The movement to natural gas-fired and renewable energy solutions for U.S. power generators is continuing its rapid march. Utilities are aligning their generation portfolio assets to address increased federal regulations concerning cross-state air emissions, proposed carbon emissions rules and surface water regulations, as well as renewable portfolio standards.

These trends were evident from the results of the 2014 Strategic Directions: U.S. Electric Industry report, released by Black & Veatch.

“Utilities are facing the challenge of determining the amount of generation capacity that will be needed in the future as economic conditions evolve,” said Rob Patrylak, Managing Director, Black & Veatch’s management consulting business.

Patrylak explained that in past decades, utilities would add capacity by often building the same size generating plant because of a steady trend in increasing load. However, future load growth rates are now more uncertain because of stressed economic conditions, energy efficiency, distributed generation and demand-side management.

Source: Black & Veatch Respondents were asked to select the percentage (on a megawatt basis) of all U.S. power generation that they believe will come from distributed generation (power assets with a capacity less than 20 megawatt) by 2020.

This trend is reflected in the survey results, with 43 percent of respondents reporting that load growth rates have not returned to historical levels. In addition, nearly one-third of respondents say that their load growth rate is flat or declining. Patrylak said this means that many utilities are holding off on making larger investments in power generation until there is more certainty around emerging Environmental Protection Agency (EPA) regulations, including recently proposed CO2 rules for existing plants.

“It is critical that power generators approach their integrated resource planning using many different possible future conditions,” Patrylak said. “These include utility modeling around various regulatory and economic scenarios, stronger future renewable requirements and higher carbon taxes to ensure that their generation decision will perform effectively in different future conditions.”

The March of Natural Gas Continues

The trend toward natural gas will remain strong during the next five years, with 50 percent of survey participants planning to replace retiring coal and nuclear plant capacity with natural gas generation, as well as provide backup power for intermittent renewable energy generation.

Black & Veatch’s Energy Market Perspective projects that approximately 60 gigawatts of coal plant capacity will be retired by 2020, and 35.4 gigawatts of nuclear resources will be retired by 2038, with the electric sector’s demand for natural gas nearly doubling in the next 20 years.

The main driver in coal retirements is environmental regulation. Coal retirements are having the biggest impact in the Midwest where coal-fired capacity is most predominant. Nuclear generation is being challenged by increasing regulatory and safety compliance costs that escalated after Fukushima, Patrylak said.
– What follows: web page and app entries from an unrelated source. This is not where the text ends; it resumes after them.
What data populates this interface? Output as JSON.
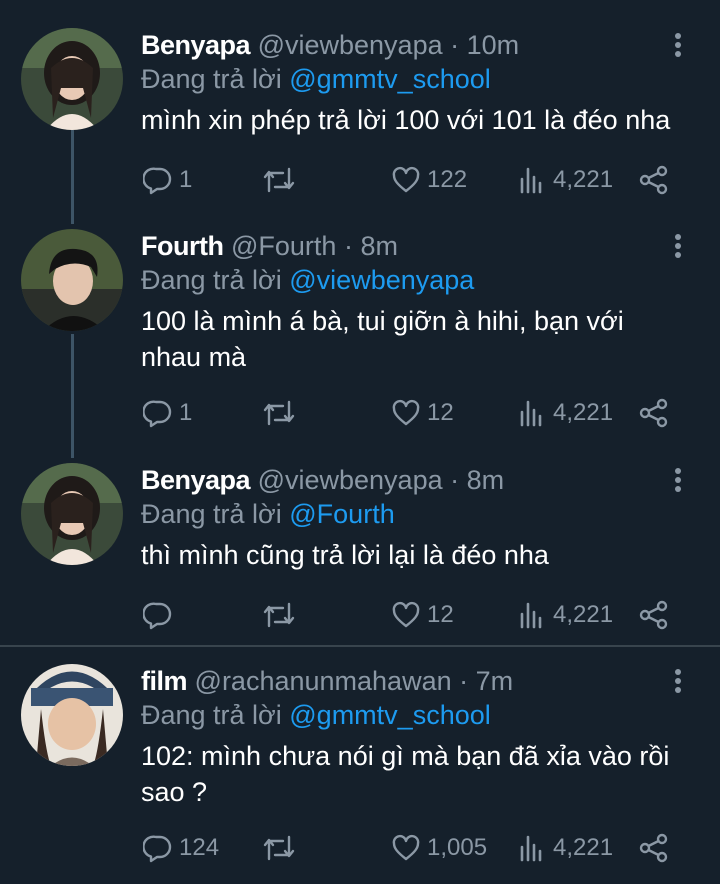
{
  "theme": {
    "background": "#15202b",
    "text": "#ffffff",
    "muted": "#8b98a5",
    "link": "#1d9bf0",
    "thread_line": "#3d5466"
  },
  "tweets": [
    {
      "name": "Benyapa",
      "handle": "@viewbenyapa",
      "dot": "·",
      "time": "10m",
      "replying_prefix": "Đang trả lời ",
      "replying_to": "@gmmtv_school",
      "text": "mình xin phép trả lời 100 với 101 là đéo nha",
      "replies": "1",
      "retweets": "",
      "likes": "122",
      "views": "4,221"
    },
    {
      "name": "Fourth",
      "handle": "@Fourth",
      "dot": "·",
      "time": "8m",
      "replying_prefix": "Đang trả lời ",
      "replying_to": "@viewbenyapa",
      "text": "100 là mình á bà, tui giỡn à hihi, bạn với nhau mà",
      "replies": "1",
      "retweets": "",
      "likes": "12",
      "views": "4,221"
    },
    {
      "name": "Benyapa",
      "handle": "@viewbenyapa",
      "dot": "·",
      "time": "8m",
      "replying_prefix": "Đang trả lời ",
      "replying_to": "@Fourth",
      "text": "thì mình cũng trả lời lại là đéo nha",
      "replies": "",
      "retweets": "",
      "likes": "12",
      "views": "4,221"
    },
    {
      "name": "film",
      "handle": "@rachanunmahawan",
      "dot": "·",
      "time": "7m",
      "replying_prefix": "Đang trả lời ",
      "replying_to": "@gmmtv_school",
      "text": "102: mình chưa nói gì mà bạn đã xỉa vào rồi sao ?",
      "replies": "124",
      "retweets": "",
      "likes": "1,005",
      "views": "4,221"
    }
  ]
}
In addition, there is increasing interest in retiring smaller and single-unit nuclear facilities because of declining capacity and energy payments. This is especially affecting nuclear plants in the Independent System Operator New England, Midcontinent and PJM regions, Patrylak noted.
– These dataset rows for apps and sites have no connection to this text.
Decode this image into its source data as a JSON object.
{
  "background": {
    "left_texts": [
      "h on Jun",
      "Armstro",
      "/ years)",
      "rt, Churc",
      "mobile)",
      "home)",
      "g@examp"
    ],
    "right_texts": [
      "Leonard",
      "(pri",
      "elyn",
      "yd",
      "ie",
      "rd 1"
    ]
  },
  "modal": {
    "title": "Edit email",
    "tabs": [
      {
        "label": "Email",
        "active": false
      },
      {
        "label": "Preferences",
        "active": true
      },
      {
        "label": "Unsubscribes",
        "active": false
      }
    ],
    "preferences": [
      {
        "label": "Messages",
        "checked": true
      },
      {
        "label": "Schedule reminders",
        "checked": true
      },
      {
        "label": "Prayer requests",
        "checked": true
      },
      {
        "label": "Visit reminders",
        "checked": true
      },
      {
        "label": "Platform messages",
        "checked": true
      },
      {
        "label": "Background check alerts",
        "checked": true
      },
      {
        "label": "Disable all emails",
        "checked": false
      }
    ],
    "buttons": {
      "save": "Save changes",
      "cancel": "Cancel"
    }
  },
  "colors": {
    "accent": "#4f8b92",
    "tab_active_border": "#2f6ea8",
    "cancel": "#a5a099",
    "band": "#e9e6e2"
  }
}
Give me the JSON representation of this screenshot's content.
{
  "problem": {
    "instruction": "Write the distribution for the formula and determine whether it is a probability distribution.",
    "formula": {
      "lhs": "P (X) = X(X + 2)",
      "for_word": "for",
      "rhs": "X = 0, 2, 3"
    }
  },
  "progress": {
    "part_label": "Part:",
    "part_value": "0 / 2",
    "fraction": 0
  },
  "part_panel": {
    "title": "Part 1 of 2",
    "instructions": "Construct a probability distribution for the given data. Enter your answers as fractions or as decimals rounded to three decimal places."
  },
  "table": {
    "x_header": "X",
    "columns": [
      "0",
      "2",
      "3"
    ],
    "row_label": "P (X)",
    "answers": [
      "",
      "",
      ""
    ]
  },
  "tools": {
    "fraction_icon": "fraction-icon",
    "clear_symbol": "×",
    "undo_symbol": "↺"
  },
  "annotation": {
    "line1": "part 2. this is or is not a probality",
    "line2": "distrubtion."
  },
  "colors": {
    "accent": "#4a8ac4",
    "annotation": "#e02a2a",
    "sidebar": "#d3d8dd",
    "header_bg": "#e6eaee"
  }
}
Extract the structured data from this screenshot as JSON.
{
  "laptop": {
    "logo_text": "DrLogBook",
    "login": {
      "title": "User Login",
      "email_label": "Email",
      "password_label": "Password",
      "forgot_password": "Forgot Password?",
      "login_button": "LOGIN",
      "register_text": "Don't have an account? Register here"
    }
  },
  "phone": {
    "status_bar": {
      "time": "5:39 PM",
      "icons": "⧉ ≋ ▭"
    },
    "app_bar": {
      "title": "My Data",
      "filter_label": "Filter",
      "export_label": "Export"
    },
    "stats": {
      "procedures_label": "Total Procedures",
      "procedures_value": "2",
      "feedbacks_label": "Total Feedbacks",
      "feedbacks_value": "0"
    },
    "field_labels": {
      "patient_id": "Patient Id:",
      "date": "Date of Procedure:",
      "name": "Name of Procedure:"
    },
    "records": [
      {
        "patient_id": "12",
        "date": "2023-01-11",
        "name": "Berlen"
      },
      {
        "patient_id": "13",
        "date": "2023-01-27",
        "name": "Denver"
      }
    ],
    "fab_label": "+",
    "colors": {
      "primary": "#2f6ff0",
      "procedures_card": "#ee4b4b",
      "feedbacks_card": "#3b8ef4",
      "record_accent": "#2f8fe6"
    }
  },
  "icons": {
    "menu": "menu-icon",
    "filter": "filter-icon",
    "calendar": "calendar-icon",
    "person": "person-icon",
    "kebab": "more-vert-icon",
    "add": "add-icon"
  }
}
In this year’s survey, nearly 43 percent of utility respondents believe that 6 to 10 percent of U.S. power generation will come from distributed generation facilities with capacities of 20 megawatts or less in the next five years. Factors moving this growth include the current low cost of natural gas, coupled with declining costs for solar photovoltaic (PV) technology.

“The cost of solar PV technology has plummeted during the last five years, resulting in additional utility-scale projects in the Southwest U.S.,” Patrylak said. “In addition, many states and municipalities have developed incentive plans for commercial and residential solar installations that provide customers with a financial benefit.”
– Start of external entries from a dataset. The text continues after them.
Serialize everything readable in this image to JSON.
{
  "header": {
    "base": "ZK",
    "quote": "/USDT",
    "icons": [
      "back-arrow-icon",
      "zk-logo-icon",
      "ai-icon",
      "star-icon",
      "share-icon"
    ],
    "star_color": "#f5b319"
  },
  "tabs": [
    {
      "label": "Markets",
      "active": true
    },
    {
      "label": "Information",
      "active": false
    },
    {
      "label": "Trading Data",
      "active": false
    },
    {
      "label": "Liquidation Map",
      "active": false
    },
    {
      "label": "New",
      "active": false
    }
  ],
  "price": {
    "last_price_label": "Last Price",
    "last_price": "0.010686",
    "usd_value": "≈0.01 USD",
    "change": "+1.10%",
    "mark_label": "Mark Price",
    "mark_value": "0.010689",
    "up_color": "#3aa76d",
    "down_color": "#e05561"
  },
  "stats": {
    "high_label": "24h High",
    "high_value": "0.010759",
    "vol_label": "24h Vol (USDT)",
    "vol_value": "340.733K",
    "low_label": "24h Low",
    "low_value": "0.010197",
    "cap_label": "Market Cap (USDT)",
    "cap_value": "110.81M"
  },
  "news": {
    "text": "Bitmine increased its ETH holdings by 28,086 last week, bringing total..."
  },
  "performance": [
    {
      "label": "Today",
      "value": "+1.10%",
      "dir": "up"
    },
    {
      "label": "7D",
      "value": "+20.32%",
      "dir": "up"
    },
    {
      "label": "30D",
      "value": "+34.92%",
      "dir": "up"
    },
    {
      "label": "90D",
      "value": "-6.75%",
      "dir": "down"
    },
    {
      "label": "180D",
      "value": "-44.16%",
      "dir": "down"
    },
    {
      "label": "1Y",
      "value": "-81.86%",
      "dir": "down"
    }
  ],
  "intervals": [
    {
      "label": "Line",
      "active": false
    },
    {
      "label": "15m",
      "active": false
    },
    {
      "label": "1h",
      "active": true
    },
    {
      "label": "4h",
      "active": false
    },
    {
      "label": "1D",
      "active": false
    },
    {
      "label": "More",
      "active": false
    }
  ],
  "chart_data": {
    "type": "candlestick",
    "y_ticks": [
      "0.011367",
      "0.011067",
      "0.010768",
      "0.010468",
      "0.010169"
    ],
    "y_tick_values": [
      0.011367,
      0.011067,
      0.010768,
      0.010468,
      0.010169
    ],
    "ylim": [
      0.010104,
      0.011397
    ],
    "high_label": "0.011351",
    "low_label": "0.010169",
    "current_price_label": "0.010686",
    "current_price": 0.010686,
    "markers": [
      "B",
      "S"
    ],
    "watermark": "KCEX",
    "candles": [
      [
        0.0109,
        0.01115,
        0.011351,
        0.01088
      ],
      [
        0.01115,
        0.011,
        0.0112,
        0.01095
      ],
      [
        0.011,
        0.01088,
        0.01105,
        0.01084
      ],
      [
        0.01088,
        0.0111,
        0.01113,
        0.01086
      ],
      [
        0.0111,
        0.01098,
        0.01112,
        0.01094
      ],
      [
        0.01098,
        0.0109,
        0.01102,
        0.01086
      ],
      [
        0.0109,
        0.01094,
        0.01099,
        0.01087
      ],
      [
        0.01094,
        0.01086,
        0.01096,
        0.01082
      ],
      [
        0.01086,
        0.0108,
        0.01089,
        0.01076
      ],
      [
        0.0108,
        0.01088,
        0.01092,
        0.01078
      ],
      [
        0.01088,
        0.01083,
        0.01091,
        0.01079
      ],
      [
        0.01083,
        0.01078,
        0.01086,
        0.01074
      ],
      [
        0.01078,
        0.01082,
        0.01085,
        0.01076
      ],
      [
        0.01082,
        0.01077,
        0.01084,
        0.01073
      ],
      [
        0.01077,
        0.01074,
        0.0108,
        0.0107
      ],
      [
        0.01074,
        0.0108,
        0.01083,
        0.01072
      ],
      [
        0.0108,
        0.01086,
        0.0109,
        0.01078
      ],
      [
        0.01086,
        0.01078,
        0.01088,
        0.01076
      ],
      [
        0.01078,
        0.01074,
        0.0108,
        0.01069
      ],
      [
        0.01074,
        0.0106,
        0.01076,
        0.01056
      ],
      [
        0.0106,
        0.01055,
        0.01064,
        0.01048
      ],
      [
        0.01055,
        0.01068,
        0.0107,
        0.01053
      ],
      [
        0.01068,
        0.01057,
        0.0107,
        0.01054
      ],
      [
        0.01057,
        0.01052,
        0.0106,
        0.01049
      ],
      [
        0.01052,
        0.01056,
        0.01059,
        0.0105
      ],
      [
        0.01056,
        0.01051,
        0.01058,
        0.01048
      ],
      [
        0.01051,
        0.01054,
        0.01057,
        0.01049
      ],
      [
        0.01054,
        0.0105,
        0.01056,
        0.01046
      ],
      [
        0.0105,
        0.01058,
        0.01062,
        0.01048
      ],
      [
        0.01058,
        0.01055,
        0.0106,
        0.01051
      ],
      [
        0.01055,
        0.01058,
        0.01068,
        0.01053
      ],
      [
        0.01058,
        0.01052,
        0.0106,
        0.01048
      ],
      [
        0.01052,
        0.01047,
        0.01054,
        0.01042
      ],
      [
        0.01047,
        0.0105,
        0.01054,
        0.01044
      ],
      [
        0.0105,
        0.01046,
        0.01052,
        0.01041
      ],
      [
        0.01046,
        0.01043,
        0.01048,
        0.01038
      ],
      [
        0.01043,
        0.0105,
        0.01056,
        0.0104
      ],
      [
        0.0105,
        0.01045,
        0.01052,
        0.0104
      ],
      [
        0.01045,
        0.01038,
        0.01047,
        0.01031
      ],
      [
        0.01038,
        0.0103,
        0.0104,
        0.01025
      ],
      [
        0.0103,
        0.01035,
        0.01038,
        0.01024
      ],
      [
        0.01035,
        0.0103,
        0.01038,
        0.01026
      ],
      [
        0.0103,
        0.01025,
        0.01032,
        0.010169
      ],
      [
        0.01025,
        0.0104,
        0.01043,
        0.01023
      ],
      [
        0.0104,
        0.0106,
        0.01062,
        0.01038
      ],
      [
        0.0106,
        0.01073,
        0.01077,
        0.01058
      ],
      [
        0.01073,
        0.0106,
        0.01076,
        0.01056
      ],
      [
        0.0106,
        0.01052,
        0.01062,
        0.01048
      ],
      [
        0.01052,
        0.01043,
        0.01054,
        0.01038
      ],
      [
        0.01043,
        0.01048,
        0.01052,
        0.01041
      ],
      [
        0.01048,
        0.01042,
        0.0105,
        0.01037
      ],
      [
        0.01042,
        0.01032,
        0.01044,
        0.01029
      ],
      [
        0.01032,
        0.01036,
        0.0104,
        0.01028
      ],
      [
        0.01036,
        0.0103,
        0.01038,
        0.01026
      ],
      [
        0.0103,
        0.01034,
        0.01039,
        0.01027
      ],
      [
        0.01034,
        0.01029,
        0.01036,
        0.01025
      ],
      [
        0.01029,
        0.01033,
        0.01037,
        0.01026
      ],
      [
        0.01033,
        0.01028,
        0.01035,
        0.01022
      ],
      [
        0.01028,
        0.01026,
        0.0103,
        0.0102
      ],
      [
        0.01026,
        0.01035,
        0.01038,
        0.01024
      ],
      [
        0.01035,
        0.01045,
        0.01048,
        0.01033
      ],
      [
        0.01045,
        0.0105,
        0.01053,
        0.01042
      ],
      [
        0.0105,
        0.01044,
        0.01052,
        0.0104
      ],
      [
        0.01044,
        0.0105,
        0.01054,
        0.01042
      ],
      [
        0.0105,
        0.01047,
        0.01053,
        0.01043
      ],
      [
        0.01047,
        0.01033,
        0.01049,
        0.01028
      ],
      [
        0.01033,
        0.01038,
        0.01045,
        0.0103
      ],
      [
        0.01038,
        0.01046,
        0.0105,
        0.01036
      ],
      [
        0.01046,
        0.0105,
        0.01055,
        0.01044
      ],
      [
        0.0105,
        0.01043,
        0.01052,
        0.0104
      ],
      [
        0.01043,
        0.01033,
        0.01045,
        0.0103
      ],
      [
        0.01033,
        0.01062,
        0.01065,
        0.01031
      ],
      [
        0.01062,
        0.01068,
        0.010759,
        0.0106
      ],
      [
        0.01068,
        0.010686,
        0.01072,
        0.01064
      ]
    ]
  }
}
He said rising electric rates and sustained low-cost natural gas have fueled interest among large industrial customers in developing on-site power generation to meet their electric needs.

“Black & Veatch is working with several organizations in examining existing combined heat and power within factories and manufacturing centers to determine if the current equipment or new equipment can provide a lower cost energy approach.”

Published originally on Black & Veatch Solutions.